<<<<

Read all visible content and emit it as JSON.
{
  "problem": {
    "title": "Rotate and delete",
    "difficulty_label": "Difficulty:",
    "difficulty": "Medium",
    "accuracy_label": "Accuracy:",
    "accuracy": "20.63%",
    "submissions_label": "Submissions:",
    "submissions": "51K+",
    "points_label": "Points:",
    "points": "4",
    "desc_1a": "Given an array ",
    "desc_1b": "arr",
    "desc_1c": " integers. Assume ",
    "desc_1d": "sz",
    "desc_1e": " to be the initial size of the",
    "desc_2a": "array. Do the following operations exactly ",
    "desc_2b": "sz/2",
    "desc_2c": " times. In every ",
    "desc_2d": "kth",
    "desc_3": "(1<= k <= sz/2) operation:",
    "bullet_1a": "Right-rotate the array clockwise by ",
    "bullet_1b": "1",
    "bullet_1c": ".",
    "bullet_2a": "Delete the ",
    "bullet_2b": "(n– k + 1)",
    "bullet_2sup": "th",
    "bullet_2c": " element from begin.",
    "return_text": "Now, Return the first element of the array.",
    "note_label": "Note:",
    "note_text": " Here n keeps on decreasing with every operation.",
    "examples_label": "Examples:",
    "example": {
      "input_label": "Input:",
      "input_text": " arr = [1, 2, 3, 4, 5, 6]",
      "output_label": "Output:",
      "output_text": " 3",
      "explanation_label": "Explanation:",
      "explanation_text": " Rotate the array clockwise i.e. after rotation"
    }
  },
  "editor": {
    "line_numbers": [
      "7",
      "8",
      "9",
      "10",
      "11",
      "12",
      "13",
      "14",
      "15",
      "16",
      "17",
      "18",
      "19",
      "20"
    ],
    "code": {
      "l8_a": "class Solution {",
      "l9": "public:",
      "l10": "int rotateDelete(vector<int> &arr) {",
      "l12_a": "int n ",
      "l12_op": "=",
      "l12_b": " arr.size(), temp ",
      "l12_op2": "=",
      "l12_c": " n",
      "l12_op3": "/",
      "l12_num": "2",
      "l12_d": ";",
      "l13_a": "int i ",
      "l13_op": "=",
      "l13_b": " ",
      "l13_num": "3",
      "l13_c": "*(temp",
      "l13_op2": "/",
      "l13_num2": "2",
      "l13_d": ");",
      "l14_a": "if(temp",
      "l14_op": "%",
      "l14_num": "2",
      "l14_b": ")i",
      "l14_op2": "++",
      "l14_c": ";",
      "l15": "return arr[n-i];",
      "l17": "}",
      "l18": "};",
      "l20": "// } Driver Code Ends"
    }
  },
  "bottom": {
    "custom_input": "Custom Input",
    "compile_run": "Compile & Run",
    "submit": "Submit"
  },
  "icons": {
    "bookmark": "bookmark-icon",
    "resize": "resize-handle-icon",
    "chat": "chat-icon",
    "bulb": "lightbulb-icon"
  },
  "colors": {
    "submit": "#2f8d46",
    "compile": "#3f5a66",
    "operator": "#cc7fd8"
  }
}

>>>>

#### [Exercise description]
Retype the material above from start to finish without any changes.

#### [Answer to this exercise]
Read all visible content and emit it as JSON.
{
  "problem": {
    "title": "Rotate and delete",
    "difficulty_label": "Difficulty:",
    "difficulty": "Medium",
    "accuracy_label": "Accuracy:",
    "accuracy": "20.63%",
    "submissions_label": "Submissions:",
    "submissions": "51K+",
    "points_label": "Points:",
    "points": "4",
    "desc_1a": "Given an array ",
    "desc_1b": "arr",
    "desc_1c": " integers. Assume ",
    "desc_1d": "sz",
    "desc_1e": " to be the initial size of the",
    "desc_2a": "array. Do the following operations exactly ",
    "desc_2b": "sz/2",
    "desc_2c": " times. In every ",
    "desc_2d": "kth",
    "desc_3": "(1<= k <= sz/2) operation:",
    "bullet_1a": "Right-rotate the array clockwise by ",
    "bullet_1b": "1",
    "bullet_1c": ".",
    "bullet_2a": "Delete the ",
    "bullet_2b": "(n– k + 1)",
    "bullet_2sup": "th",
    "bullet_2c": " element from begin.",
    "return_text": "Now, Return the first element of the array.",
    "note_label": "Note:",
    "note_text": " Here n keeps on decreasing with every operation.",
    "examples_label": "Examples:",
    "example": {
      "input_label": "Input:",
      "input_text": " arr = [1, 2, 3, 4, 5, 6]",
      "output_label": "Output:",
      "output_text": " 3",
      "explanation_label": "Explanation:",
      "explanation_text": " Rotate the array clockwise i.e. after rotation"
    }
  },
  "editor": {
    "line_numbers": [
      "7",
      "8",
      "9",
      "10",
      "11",
      "12",
      "13",
      "14",
      "15",
      "16",
      "17",
      "18",
      "19",
      "20"
    ],
    "code": {
      "l8_a": "class Solution {",
      "l9": "public:",
      "l10": "int rotateDelete(vector<int> &arr) {",
      "l12_a": "int n ",
      "l12_op": "=",
      "l12_b": " arr.size(), temp ",
      "l12_op2": "=",
      "l12_c": " n",
      "l12_op3": "/",
      "l12_num": "2",
      "l12_d": ";",
      "l13_a": "int i ",
      "l13_op": "=",
      "l13_b": " ",
      "l13_num": "3",
      "l13_c": "*(temp",
      "l13_op2": "/",
      "l13_num2": "2",
      "l13_d": ");",
      "l14_a": "if(temp",
      "l14_op": "%",
      "l14_num": "2",
      "l14_b": ")i",
      "l14_op2": "++",
      "l14_c": ";",
      "l15": "return arr[n-i];",
      "l17": "}",
      "l18": "};",
      "l20": "// } Driver Code Ends"
    }
  },
  "bottom": {
    "custom_input": "Custom Input",
    "compile_run": "Compile & Run",
    "submit": "Submit"
  },
  "icons": {
    "bookmark": "bookmark-icon",
    "resize": "resize-handle-icon",
    "chat": "chat-icon",
    "bulb": "lightbulb-icon"
  },
  "colors": {
    "submit": "#2f8d46",
    "compile": "#3f5a66",
    "operator": "#cc7fd8"
  }
}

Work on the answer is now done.